As part of SOCAN’s 2015 advocacy efforts, we submitted an election questionnaire to the three main federal political parties asking that they confirm their stance on a few of our key federal policy issues. These election questionnaires are vehicles used by a large number of member and advocacy associations during campaigns to gauge where support and opposition to policy priorities lie. Questionnaires are particularly helpful when dealing with complex, detailed and nuanced issues such as copyright, which tend not to be emphasized in campaign platforms.

SOCAN, like a lot of other associations, submitted our questionnaire to the central campaigns of the main federal parties – in this case Conservative, Liberal and NDP.

SOCAN’s questions to the parties focused on copyright term extension and two key areas of copyright reform we see as priorities for the next government to act on in the short-term. As responses are returned by the political parties, they will be posted on this page for you to review.

If you form the next government, will you commit to extending the copyright term for authors, including composers and songwriters, as well as their publishers, to life plus 70 years?

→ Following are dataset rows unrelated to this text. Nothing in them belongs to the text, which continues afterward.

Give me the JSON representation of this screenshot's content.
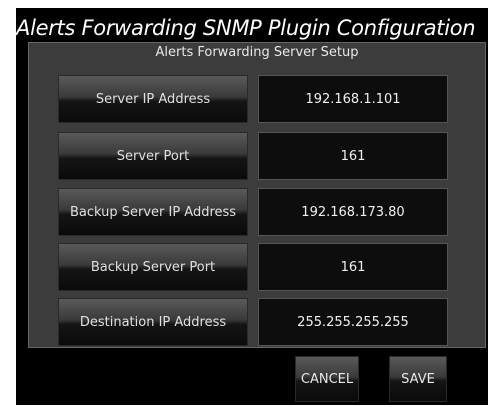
{
  "title": "Alerts Forwarding SNMP Plugin Configuration",
  "panel": {
    "title": "Alerts Forwarding Server Setup",
    "rows": [
      {
        "label": "Server IP Address",
        "value": "192.168.1.101"
      },
      {
        "label": "Server Port",
        "value": "161"
      },
      {
        "label": "Backup Server IP Address",
        "value": "192.168.173.80"
      },
      {
        "label": "Backup Server Port",
        "value": "161"
      },
      {
        "label": "Destination IP Address",
        "value": "255.255.255.255"
      }
    ]
  },
  "actions": {
    "cancel_label": "CANCEL",
    "save_label": "SAVE"
  },
  "colors": {
    "background": "#000000",
    "panel": "#3c3c3c",
    "field": "#0d0d0d",
    "text": "#ffffff"
  }
}
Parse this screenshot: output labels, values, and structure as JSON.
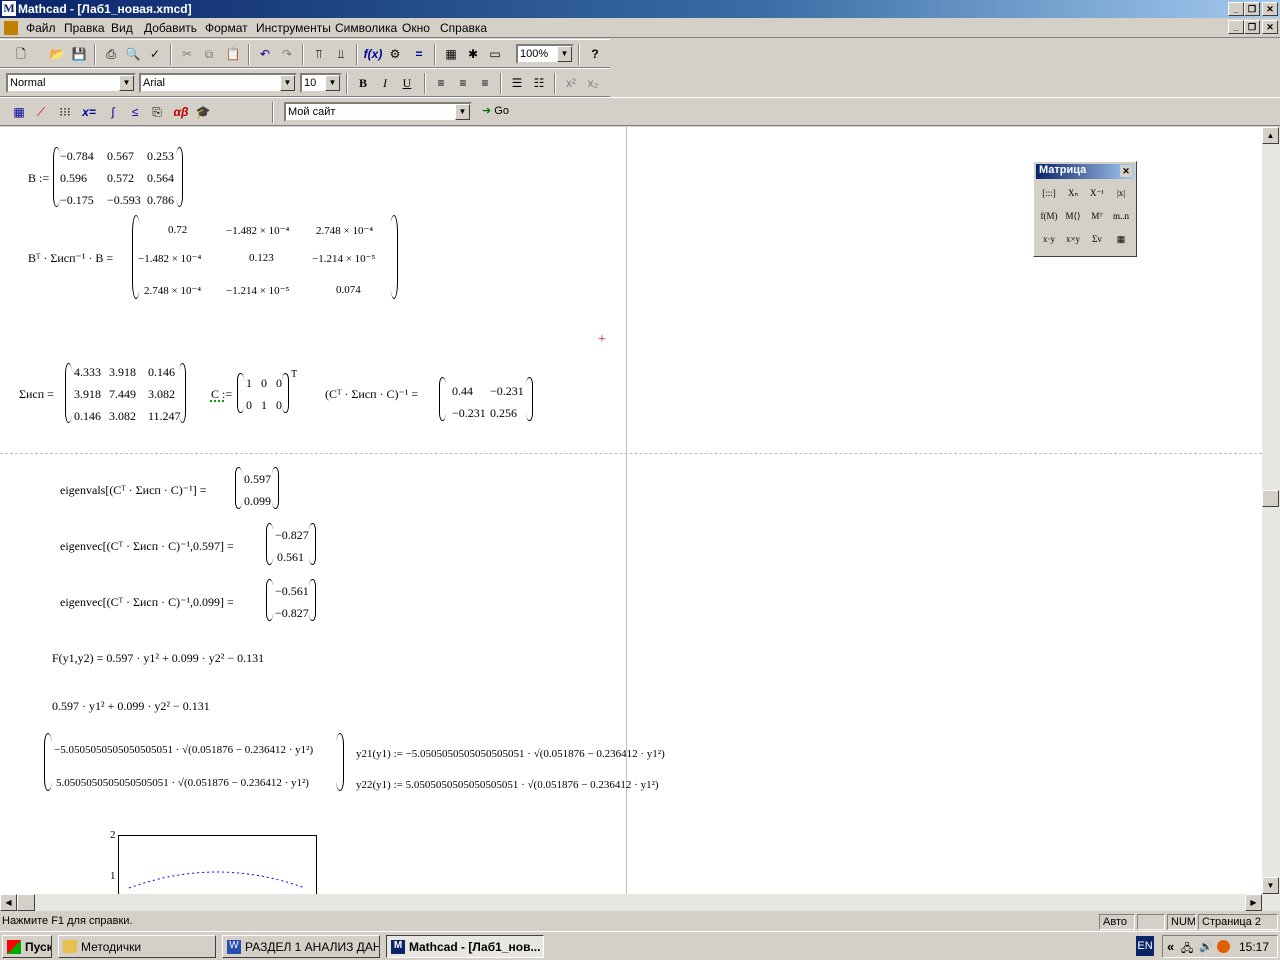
{
  "window": {
    "title": "Mathcad - [Лаб1_новая.xmcd]"
  },
  "menu": [
    "Файл",
    "Правка",
    "Вид",
    "Добавить",
    "Формат",
    "Инструменты",
    "Символика",
    "Окно",
    "Справка"
  ],
  "toolbar": {
    "zoom": "100%",
    "style": "Normal",
    "font": "Arial",
    "size": "10",
    "bold": "B",
    "italic": "I",
    "underline": "U",
    "site": "Мой сайт",
    "go": "Go"
  },
  "palette": {
    "title": "Матрица",
    "buttons": [
      "[:::]",
      "Xₙ",
      "X⁻¹",
      "|x|",
      "f(M)",
      "M⟨⟩",
      "Mᵀ",
      "m..n",
      "x·y",
      "x×y",
      "Σv",
      "▦"
    ]
  },
  "worksheet": {
    "B_lhs": "B :=",
    "B": [
      [
        "−0.784",
        "0.567",
        "0.253"
      ],
      [
        "0.596",
        "0.572",
        "0.564"
      ],
      [
        "−0.175",
        "−0.593",
        "0.786"
      ]
    ],
    "BT_lhs": "Bᵀ · Σисп⁻¹ · B =",
    "BT": [
      [
        "0.72",
        "−1.482 × 10⁻⁴",
        "2.748 × 10⁻⁴"
      ],
      [
        "−1.482 × 10⁻⁴",
        "0.123",
        "−1.214 × 10⁻⁵"
      ],
      [
        "2.748 × 10⁻⁴",
        "−1.214 × 10⁻⁵",
        "0.074"
      ]
    ],
    "S_lhs": "Σисп =",
    "S": [
      [
        "4.333",
        "3.918",
        "0.146"
      ],
      [
        "3.918",
        "7.449",
        "3.082"
      ],
      [
        "0.146",
        "3.082",
        "11.247"
      ]
    ],
    "C_lhs": "C :=",
    "C": [
      [
        "1",
        "0",
        "0"
      ],
      [
        "0",
        "1",
        "0"
      ]
    ],
    "C_T": "T",
    "Cinv_lhs": "(Cᵀ · Σисп · C)⁻¹ =",
    "Cinv": [
      [
        "0.44",
        "−0.231"
      ],
      [
        "−0.231",
        "0.256"
      ]
    ],
    "eig1_lhs": "eigenvals[(Cᵀ · Σисп · C)⁻¹] =",
    "eig1": [
      "0.597",
      "0.099"
    ],
    "eig2_lhs": "eigenvec[(Cᵀ · Σисп · C)⁻¹,0.597] =",
    "eig2": [
      "−0.827",
      "0.561"
    ],
    "eig3_lhs": "eigenvec[(Cᵀ · Σисп · C)⁻¹,0.099] =",
    "eig3": [
      "−0.561",
      "−0.827"
    ],
    "F": "F(y1,y2) = 0.597 · y1² + 0.099 · y2² − 0.131",
    "expr": "0.597 · y1² + 0.099 · y2² − 0.131",
    "sol1": "−5.0505050505050505051 · √(0.051876 − 0.236412 · y1²)",
    "sol2": "5.0505050505050505051 · √(0.051876 − 0.236412 · y1²)",
    "y21": "y21(y1) := −5.0505050505050505051 · √(0.051876 − 0.236412 · y1²)",
    "y22": "y22(y1) := 5.0505050505050505051 · √(0.051876 − 0.236412 · y1²)",
    "plot_ticks": [
      "2",
      "1"
    ]
  },
  "status": {
    "help": "Нажмите F1 для справки.",
    "auto": "Авто",
    "num": "NUM",
    "page": "Страница 2"
  },
  "taskbar": {
    "start": "Пуск",
    "items": [
      "Методички",
      "РАЗДЕЛ 1 АНАЛИЗ ДАН...",
      "Mathcad - [Лаб1_нов..."
    ],
    "lang": "EN",
    "clock": "15:17",
    "tray_arrows": "«"
  }
}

Liberal response: Liberals recognize that the extension of copyright for sound recordings has overall support within the Canadian music industry which sees this extension as a better protection of Canadian craft, putting Canada on par with the general international standard. We also recognize the benefits for keeping control and revenue in the hands of the artists and labels in Canada. A Liberal government will work with stakeholders such as SOCAN to examine a similar extension for authors and composers. Unlike the Conservative party who introduced omnibus legislation to make these changes, a Liberal government will ensure that fundamental changes to the Copyright Act receive robust debate in Parliament.

NDP response: The NDP welcomed the government changes in Budget 2015 to extend the term of copyright for performers. We understand there is now discrepancy between performers and songwriters. The NDP is committed to reviewing the Copyright Act in 2017 as the Act requires. We would look to make these key legislative changes in our first year of mandate. These are among the changes we would be looking into.

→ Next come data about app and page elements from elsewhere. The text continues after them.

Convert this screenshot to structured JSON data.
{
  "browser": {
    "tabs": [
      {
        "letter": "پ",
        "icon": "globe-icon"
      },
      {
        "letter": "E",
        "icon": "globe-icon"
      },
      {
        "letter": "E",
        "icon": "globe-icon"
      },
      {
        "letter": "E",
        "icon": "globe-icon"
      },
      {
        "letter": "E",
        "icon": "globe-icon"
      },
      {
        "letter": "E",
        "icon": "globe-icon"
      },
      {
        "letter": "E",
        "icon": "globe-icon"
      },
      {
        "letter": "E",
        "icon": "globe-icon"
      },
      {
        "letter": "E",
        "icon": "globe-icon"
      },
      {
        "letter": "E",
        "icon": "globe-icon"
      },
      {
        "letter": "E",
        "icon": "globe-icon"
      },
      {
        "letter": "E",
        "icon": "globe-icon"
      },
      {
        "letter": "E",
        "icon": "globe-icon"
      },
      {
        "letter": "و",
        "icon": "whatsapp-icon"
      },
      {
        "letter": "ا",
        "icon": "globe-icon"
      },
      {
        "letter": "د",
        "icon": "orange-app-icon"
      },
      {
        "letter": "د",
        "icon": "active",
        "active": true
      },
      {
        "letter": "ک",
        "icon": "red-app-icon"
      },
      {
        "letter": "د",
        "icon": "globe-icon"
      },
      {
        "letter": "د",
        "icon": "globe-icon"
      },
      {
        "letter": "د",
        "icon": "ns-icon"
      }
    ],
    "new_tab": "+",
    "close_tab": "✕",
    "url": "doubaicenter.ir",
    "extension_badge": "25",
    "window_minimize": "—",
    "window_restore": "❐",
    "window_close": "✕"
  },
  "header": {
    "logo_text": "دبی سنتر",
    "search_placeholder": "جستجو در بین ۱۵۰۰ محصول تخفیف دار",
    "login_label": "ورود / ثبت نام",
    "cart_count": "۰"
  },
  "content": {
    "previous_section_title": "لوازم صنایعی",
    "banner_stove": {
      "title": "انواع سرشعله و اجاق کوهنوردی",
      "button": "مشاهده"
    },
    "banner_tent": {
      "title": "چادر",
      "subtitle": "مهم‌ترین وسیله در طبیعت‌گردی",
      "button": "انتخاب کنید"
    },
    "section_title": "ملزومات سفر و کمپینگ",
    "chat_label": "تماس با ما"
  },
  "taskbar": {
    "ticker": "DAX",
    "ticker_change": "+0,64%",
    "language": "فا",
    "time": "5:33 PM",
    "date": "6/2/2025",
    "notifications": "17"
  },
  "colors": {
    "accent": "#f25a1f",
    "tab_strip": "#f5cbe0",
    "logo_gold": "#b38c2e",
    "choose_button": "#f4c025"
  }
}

If you form the next government, will you commit to providing the Copyright Board with the resources it needs to speed up its decision-making process?

Liberal: A Liberal government will take a leadership role and initiate preliminary consultations for this review without delay, with all parties involved, in a completely open and transparent manner. The current 2-3 year wait time for decisions to be rendered is unacceptable and has negatively impacted too many Canadians’ livelihoods. The Liberal caucus has previously fought for these changes, highlighting the need for the federal government to undertake consultations with the Copyright Board as soon as possible to determine the reasons for the delays in rendering decisions – notably in the digital context – and establish, in consultation with the Commission, a level of funding that is adequate for the timely delivery of its mandate. A Liberal government will act in the interests of Canadians. We will ensure that the federal government fulfills its obligations and does not create the circumstances for Canadians’ success to be stalled by excessive red tape.

NDP: The NDP recognizes that the Copyright Board does not process cases in a timely fashion. We are concerned with the Tariff 8 decision which took years to be rendered. An NDP government will work with the Copyright Board to review priorities and efficiency to ensure that resources are invested in processing cases in a timely manner.

If you form the next government, will you commit to reviewing the Copyright Act in 2017, including a review of the number and scope of exceptions to copyright infringement?

Liberal: The Liberal of Canada Party believes Canada should implement fair and balanced copyright modernization laws that ensure content creators are fairly compensated for their work, while also protecting consumer rights. A review of the Broadcasting Act and the Copyright Act is in order, and a Liberal government will take a leadership role by initiating open and transparent preliminary consultations with all parties involved for this review without delay. A Liberal government will implement fair and balanced copyright modernization laws that ensure content creators are fairly compensated for their work, while also protecting consumer rights.

NDP: Yes, as explained above, an NDP government is committed to undertaking the statutory review of the Copyright Act in 2017. We would start by requesting proposals for legislative changes.

Voter turnout in the last federal election was estimated by Elections Canada to be 61.4 percent, the third lowest in Canadian history. Encouragingly, Elections Canada is reporting that voting in advance polls in this 2015 election increased by 71 percent.  Don’t miss your opportunity to register your vote on Oct. 19, 2015.  If you need more information about your electoral district, candidates and details on registering and where to vote, visit Elections Canada’s website.